[Dataset rows for apps and sites]
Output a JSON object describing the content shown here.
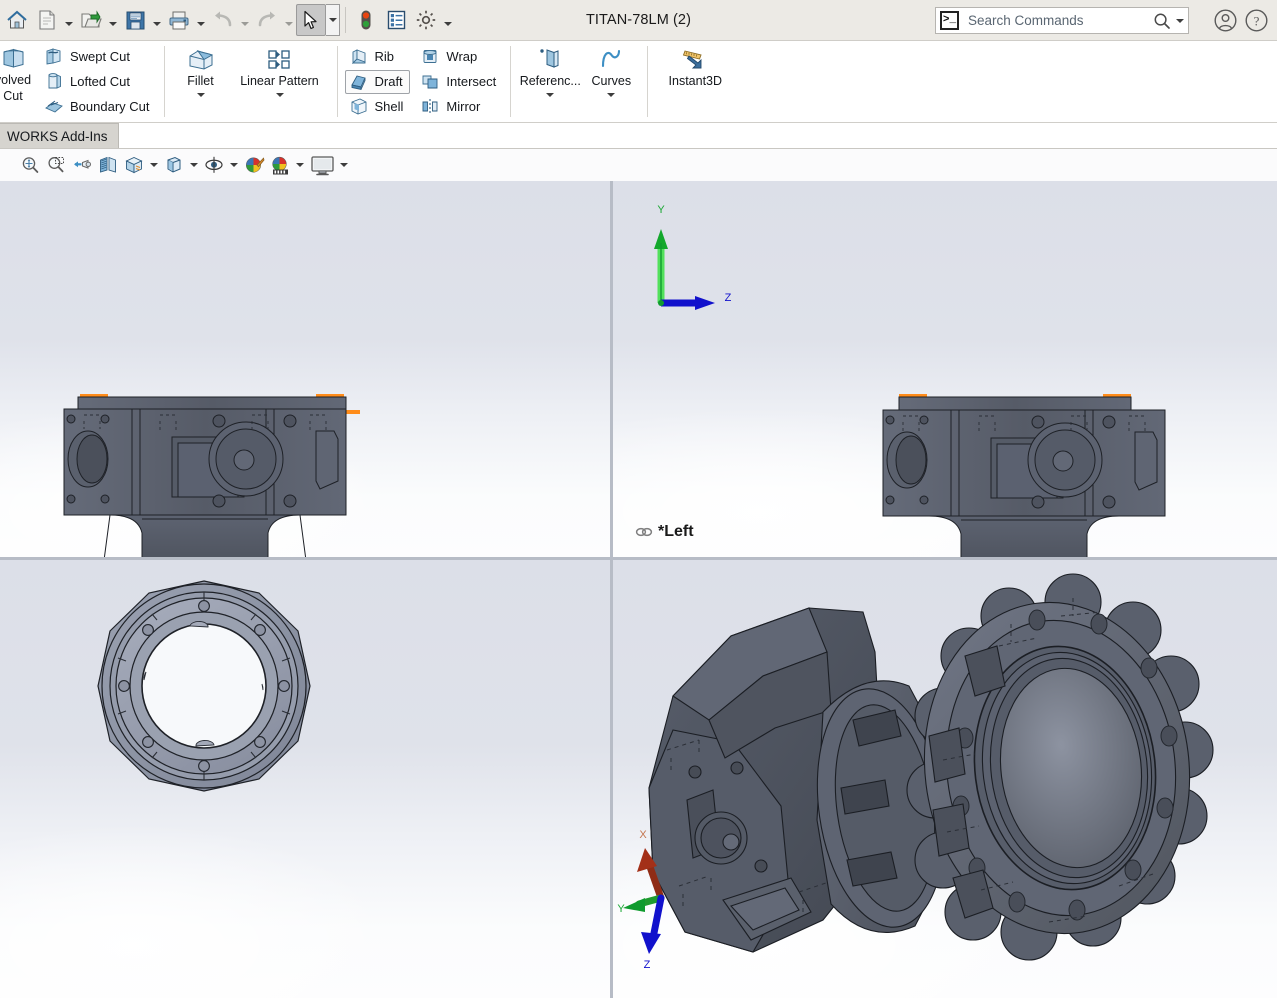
{
  "window": {
    "title": "TITAN-78LM (2)"
  },
  "quick_access": {
    "buttons": [
      {
        "name": "home-button",
        "icon": "home-icon",
        "has_dropdown": false,
        "pressed": false
      },
      {
        "name": "new-document-button",
        "icon": "new-file-icon",
        "has_dropdown": true,
        "pressed": false
      },
      {
        "name": "open-document-button",
        "icon": "open-folder-icon",
        "has_dropdown": true,
        "pressed": false
      },
      {
        "name": "save-button",
        "icon": "save-floppy-icon",
        "has_dropdown": true,
        "pressed": false
      },
      {
        "name": "print-button",
        "icon": "printer-icon",
        "has_dropdown": true,
        "pressed": false
      },
      {
        "name": "undo-button",
        "icon": "undo-arrow-icon",
        "has_dropdown": true,
        "pressed": false
      },
      {
        "name": "redo-button",
        "icon": "redo-arrow-icon",
        "has_dropdown": true,
        "pressed": false
      },
      {
        "name": "select-tool-button",
        "icon": "cursor-arrow-icon",
        "has_dropdown": true,
        "pressed": true
      },
      {
        "name": "rebuild-button",
        "icon": "traffic-light-icon",
        "has_dropdown": false,
        "pressed": false
      },
      {
        "name": "file-properties-button",
        "icon": "properties-list-icon",
        "has_dropdown": false,
        "pressed": false
      },
      {
        "name": "options-button",
        "icon": "gear-icon",
        "has_dropdown": true,
        "pressed": false
      }
    ]
  },
  "search": {
    "placeholder": "Search Commands",
    "icon": "command-prompt-icon",
    "magnifier": "magnifier-icon",
    "dropdown": "chevron-down-icon"
  },
  "account": {
    "icon": "user-account-icon"
  },
  "help": {
    "icon": "help-question-icon"
  },
  "ribbon": {
    "groups": [
      {
        "name": "cut-features-group",
        "big": [
          {
            "label_line1": "volved",
            "label_line2": "Cut",
            "icon": "revolved-cut-icon",
            "truncated": true
          }
        ],
        "stack": [
          {
            "label": "Swept Cut",
            "icon": "swept-cut-icon",
            "hover": false
          },
          {
            "label": "Lofted Cut",
            "icon": "lofted-cut-icon",
            "hover": false
          },
          {
            "label": "Boundary Cut",
            "icon": "boundary-cut-icon",
            "hover": false
          }
        ]
      },
      {
        "name": "fillet-pattern-group",
        "big": [
          {
            "label_line1": "Fillet",
            "label_line2": "",
            "icon": "fillet-icon",
            "has_dropdown": true
          },
          {
            "label_line1": "Linear Pattern",
            "label_line2": "",
            "icon": "linear-pattern-icon",
            "has_dropdown": true
          }
        ]
      },
      {
        "name": "modeling-tools-group",
        "stack_a": [
          {
            "label": "Rib",
            "icon": "rib-icon",
            "hover": false
          },
          {
            "label": "Draft",
            "icon": "draft-icon",
            "hover": true
          },
          {
            "label": "Shell",
            "icon": "shell-icon",
            "hover": false
          }
        ],
        "stack_b": [
          {
            "label": "Wrap",
            "icon": "wrap-icon",
            "hover": false
          },
          {
            "label": "Intersect",
            "icon": "intersect-icon",
            "hover": false
          },
          {
            "label": "Mirror",
            "icon": "mirror-icon",
            "hover": false
          }
        ]
      },
      {
        "name": "reference-curves-group",
        "big": [
          {
            "label_line1": "Referenc...",
            "label_line2": "",
            "icon": "reference-geometry-icon",
            "has_dropdown": true
          },
          {
            "label_line1": "Curves",
            "label_line2": "",
            "icon": "curves-icon",
            "has_dropdown": true
          }
        ]
      },
      {
        "name": "instant3d-group",
        "big": [
          {
            "label_line1": "Instant3D",
            "label_line2": "",
            "icon": "instant3d-icon",
            "has_dropdown": false
          }
        ]
      }
    ]
  },
  "tabs": {
    "active": "WORKS Add-Ins"
  },
  "view_toolbar": {
    "buttons": [
      {
        "name": "zoom-to-fit-button",
        "icon": "zoom-to-fit-icon",
        "dropdown": false
      },
      {
        "name": "zoom-to-area-button",
        "icon": "zoom-to-area-icon",
        "dropdown": false
      },
      {
        "name": "previous-view-button",
        "icon": "previous-view-icon",
        "dropdown": false
      },
      {
        "name": "section-view-button",
        "icon": "section-view-icon",
        "dropdown": false
      },
      {
        "name": "view-orientation-button",
        "icon": "view-orientation-icon",
        "dropdown": false
      },
      {
        "name": "display-style-button",
        "icon": "display-style-icon",
        "dropdown": true
      },
      {
        "name": "hide-show-items-button",
        "icon": "hide-show-cube-icon",
        "dropdown": true
      },
      {
        "name": "edit-appearance-button",
        "icon": "eye-appearance-icon",
        "dropdown": true
      },
      {
        "name": "apply-scene-button",
        "icon": "apply-scene-icon",
        "dropdown": false
      },
      {
        "name": "view-settings-button",
        "icon": "view-settings-icon",
        "dropdown": true
      },
      {
        "name": "viewport-layout-button",
        "icon": "monitor-viewport-icon",
        "dropdown": true
      }
    ]
  },
  "viewports": [
    {
      "name": "viewport-top-left",
      "view_label": "",
      "has_label": false,
      "has_triad": false,
      "model": "gearbox-housing-front-view"
    },
    {
      "name": "viewport-top-right",
      "view_label": "*Left",
      "has_label": true,
      "has_triad": true,
      "triad_type": "left-orthographic",
      "triad_axes": [
        {
          "axis": "Y",
          "color": "#00a63c",
          "direction": "up"
        },
        {
          "axis": "Z",
          "color": "#1111cc",
          "direction": "right"
        }
      ],
      "model": "gearbox-housing-left-view"
    },
    {
      "name": "viewport-bottom-left",
      "view_label": "",
      "has_label": false,
      "has_triad": false,
      "model": "hub-flange-axial-view"
    },
    {
      "name": "viewport-bottom-right",
      "view_label": "",
      "has_label": false,
      "has_triad": true,
      "triad_type": "isometric",
      "triad_axes": [
        {
          "axis": "X",
          "color": "#a33018",
          "direction": "up-left"
        },
        {
          "axis": "Y",
          "color": "#0f9b2e",
          "direction": "left"
        },
        {
          "axis": "Z",
          "color": "#1111cc",
          "direction": "down"
        }
      ],
      "model": "hub-sprocket-assembly-isometric"
    }
  ],
  "colors": {
    "model_body": "#5b606a",
    "model_light": "#8d93a1",
    "model_dark": "#3f434c",
    "highlight_orange": "#ff8c1a",
    "viewport_bg_top": "#dcdfe8",
    "viewport_bg_bottom": "#fbfcfd",
    "ribbon_bg": "#ffffff",
    "titlebar_bg": "#eceae5",
    "splitter": "#b7bcc6",
    "axis_x": "#a33018",
    "axis_y": "#0f9b2e",
    "axis_z": "#1111cc"
  }
}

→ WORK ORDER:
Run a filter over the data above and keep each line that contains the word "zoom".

→ SOLUTION TO THE EXERCISE:
        "name": "zoom-to-fit-button",
        "icon": "zoom-to-fit-icon",
        "name": "zoom-to-area-button",
        "icon": "zoom-to-area-icon",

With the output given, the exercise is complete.